(Stored records)
◇ ◇ ◇

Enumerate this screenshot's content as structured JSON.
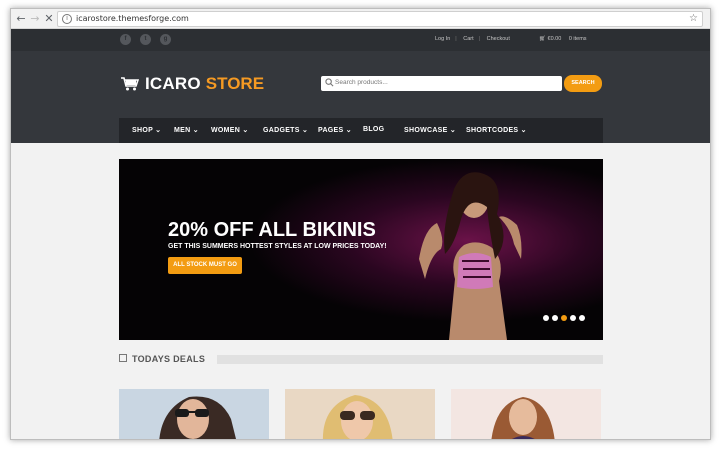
{
  "browser": {
    "url": "icarostore.themesforge.com"
  },
  "topbar": {
    "social_icons": [
      "facebook-icon",
      "twitter-icon",
      "google-plus-icon"
    ],
    "links": [
      "Log In",
      "Cart",
      "Checkout"
    ],
    "cart_total": "€0.00",
    "cart_items": "0 items"
  },
  "header": {
    "brand": "ICARO",
    "brand_accent": "STORE",
    "search_placeholder": "Search products...",
    "search_button": "SEARCH",
    "accent_color": "#f39c12"
  },
  "nav": {
    "items": [
      "SHOP",
      "MEN",
      "WOMEN",
      "GADGETS",
      "PAGES",
      "BLOG",
      "SHOWCASE",
      "SHORTCODES"
    ]
  },
  "banner": {
    "headline": "20% OFF ALL BIKINIS",
    "subline": "GET THIS SUMMERS HOTTEST STYLES AT LOW PRICES TODAY!",
    "cta": "ALL STOCK MUST GO",
    "slides": 5,
    "active_slide": 4
  },
  "deals": {
    "title": "TODAYS DEALS"
  }
}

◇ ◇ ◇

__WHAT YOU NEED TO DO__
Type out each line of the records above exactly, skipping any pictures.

__PROBLEM SOLUTION__
Enumerate this screenshot's content as structured JSON.
{
  "browser": {
    "url": "icarostore.themesforge.com"
  },
  "topbar": {
    "social_icons": [
      "facebook-icon",
      "twitter-icon",
      "google-plus-icon"
    ],
    "links": [
      "Log In",
      "Cart",
      "Checkout"
    ],
    "cart_total": "€0.00",
    "cart_items": "0 items"
  },
  "header": {
    "brand": "ICARO",
    "brand_accent": "STORE",
    "search_placeholder": "Search products...",
    "search_button": "SEARCH",
    "accent_color": "#f39c12"
  },
  "nav": {
    "items": [
      "SHOP",
      "MEN",
      "WOMEN",
      "GADGETS",
      "PAGES",
      "BLOG",
      "SHOWCASE",
      "SHORTCODES"
    ]
  },
  "banner": {
    "headline": "20% OFF ALL BIKINIS",
    "subline": "GET THIS SUMMERS HOTTEST STYLES AT LOW PRICES TODAY!",
    "cta": "ALL STOCK MUST GO",
    "slides": 5,
    "active_slide": 4
  },
  "deals": {
    "title": "TODAYS DEALS"
  }
}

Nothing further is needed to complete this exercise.